• Directions for this task:
Whenever a line in the listing contains "index", copy that line.

• Extracted material:
--- START ---
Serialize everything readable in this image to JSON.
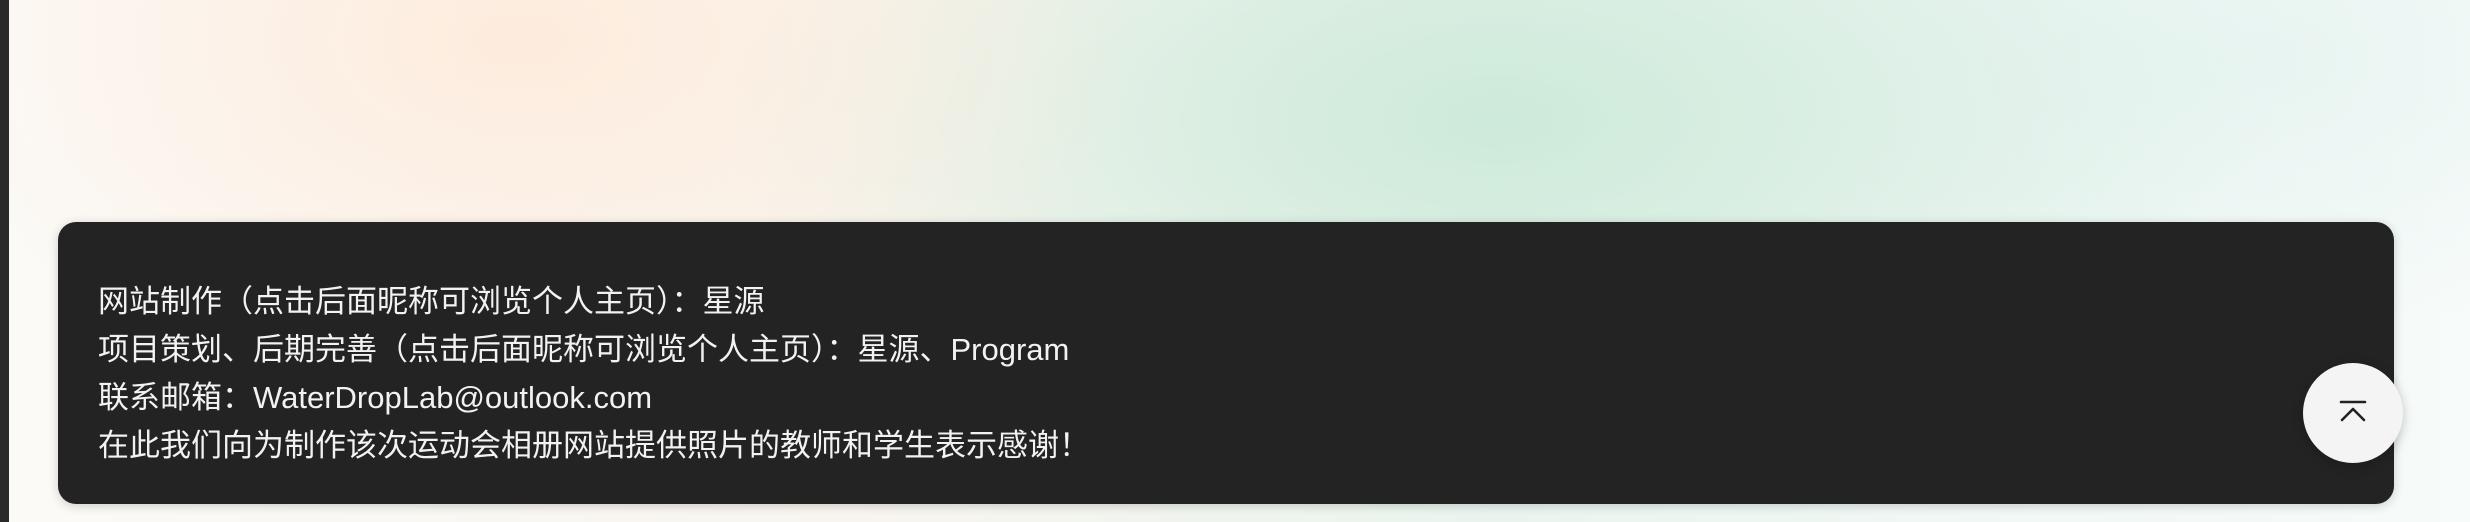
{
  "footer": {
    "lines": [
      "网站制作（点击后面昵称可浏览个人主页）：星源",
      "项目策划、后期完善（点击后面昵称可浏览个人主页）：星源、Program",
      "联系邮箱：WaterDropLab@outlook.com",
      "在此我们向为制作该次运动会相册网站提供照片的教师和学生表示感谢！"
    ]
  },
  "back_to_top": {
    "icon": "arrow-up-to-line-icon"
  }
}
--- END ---
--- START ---
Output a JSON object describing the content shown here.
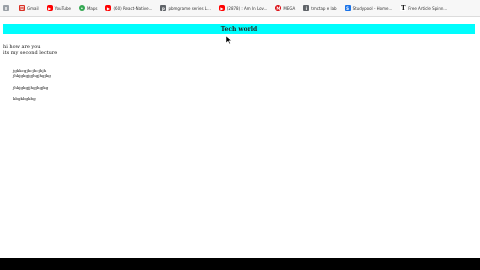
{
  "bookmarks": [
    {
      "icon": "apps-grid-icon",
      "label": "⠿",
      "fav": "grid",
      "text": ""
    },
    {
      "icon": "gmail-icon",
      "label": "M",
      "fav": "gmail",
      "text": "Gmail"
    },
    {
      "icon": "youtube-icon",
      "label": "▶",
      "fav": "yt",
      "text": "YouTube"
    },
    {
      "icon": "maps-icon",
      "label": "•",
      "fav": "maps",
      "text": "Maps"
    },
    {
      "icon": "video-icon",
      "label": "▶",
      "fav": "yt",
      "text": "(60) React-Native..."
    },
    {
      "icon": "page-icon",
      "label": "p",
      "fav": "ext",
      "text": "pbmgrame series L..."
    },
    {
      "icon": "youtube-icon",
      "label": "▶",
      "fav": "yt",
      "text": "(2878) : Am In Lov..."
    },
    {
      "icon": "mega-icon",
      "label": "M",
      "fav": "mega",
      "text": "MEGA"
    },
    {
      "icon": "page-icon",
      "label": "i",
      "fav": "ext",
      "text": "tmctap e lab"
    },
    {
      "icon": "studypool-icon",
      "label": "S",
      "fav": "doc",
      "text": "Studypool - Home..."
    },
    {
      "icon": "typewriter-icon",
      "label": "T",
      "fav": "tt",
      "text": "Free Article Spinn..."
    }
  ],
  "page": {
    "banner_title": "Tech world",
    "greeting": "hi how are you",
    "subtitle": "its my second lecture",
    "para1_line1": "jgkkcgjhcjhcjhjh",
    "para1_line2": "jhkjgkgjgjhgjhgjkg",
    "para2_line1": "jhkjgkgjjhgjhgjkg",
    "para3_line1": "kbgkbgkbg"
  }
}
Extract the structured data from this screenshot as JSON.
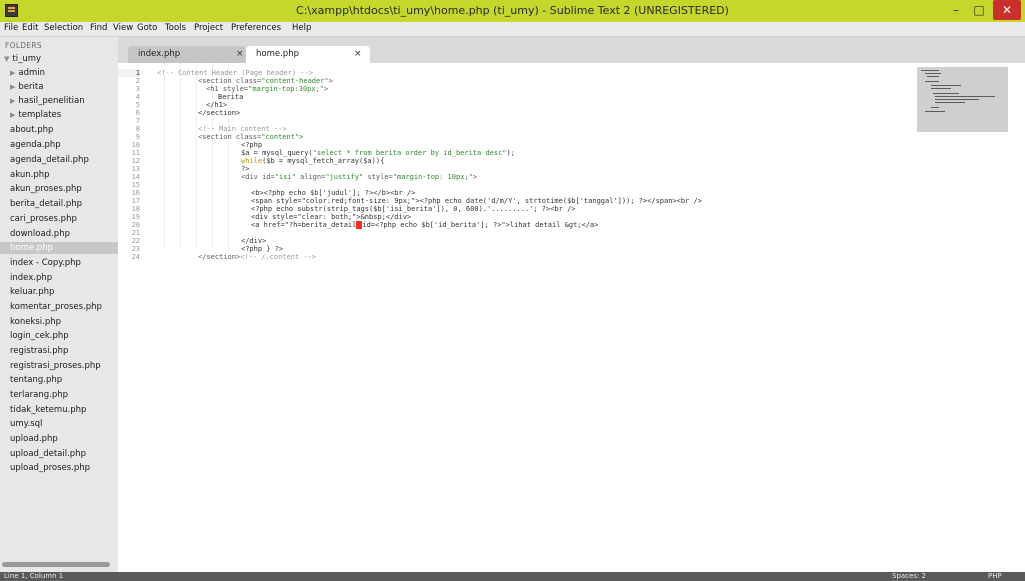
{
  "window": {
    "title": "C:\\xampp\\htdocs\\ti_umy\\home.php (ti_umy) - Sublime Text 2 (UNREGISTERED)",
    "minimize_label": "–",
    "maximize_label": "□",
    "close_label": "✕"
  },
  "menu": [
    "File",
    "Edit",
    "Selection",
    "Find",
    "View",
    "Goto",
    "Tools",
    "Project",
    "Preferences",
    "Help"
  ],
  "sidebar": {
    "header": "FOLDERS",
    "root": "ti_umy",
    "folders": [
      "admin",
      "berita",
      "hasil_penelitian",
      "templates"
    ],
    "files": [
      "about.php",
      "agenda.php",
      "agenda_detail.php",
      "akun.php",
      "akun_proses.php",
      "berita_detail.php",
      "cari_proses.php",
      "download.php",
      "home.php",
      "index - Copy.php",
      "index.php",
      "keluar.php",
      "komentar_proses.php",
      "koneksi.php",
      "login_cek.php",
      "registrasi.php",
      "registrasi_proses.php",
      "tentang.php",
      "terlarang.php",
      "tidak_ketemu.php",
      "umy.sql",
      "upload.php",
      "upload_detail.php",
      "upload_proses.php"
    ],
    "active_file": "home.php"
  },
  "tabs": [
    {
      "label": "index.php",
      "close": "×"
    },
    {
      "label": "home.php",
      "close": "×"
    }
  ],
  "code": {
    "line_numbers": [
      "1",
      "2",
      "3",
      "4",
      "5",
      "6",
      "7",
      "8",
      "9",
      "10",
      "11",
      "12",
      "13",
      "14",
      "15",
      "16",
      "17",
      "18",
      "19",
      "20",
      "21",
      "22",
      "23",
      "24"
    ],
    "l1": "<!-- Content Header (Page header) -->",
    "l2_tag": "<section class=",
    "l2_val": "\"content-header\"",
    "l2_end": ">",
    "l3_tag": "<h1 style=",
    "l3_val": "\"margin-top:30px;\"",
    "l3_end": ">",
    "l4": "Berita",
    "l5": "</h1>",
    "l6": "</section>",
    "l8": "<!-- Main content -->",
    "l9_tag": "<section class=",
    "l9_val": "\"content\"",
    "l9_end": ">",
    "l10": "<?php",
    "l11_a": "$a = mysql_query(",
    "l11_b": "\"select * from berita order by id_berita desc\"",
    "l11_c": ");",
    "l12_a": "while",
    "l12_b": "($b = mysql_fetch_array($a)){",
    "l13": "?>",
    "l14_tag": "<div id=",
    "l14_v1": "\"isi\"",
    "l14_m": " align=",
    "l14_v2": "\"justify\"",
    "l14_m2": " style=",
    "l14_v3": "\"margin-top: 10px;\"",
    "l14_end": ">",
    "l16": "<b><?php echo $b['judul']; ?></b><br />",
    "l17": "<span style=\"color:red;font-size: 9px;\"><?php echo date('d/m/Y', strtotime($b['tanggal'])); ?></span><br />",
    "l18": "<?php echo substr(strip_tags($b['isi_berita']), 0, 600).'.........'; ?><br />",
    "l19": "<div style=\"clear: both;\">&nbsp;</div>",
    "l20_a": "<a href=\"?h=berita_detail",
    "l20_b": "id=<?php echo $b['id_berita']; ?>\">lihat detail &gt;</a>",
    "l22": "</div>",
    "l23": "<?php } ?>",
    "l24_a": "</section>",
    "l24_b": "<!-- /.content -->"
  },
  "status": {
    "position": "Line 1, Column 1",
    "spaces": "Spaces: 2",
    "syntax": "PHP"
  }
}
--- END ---
• Answer to this problem:
      "index - Copy.php",
      "index.php",
      "label": "index.php",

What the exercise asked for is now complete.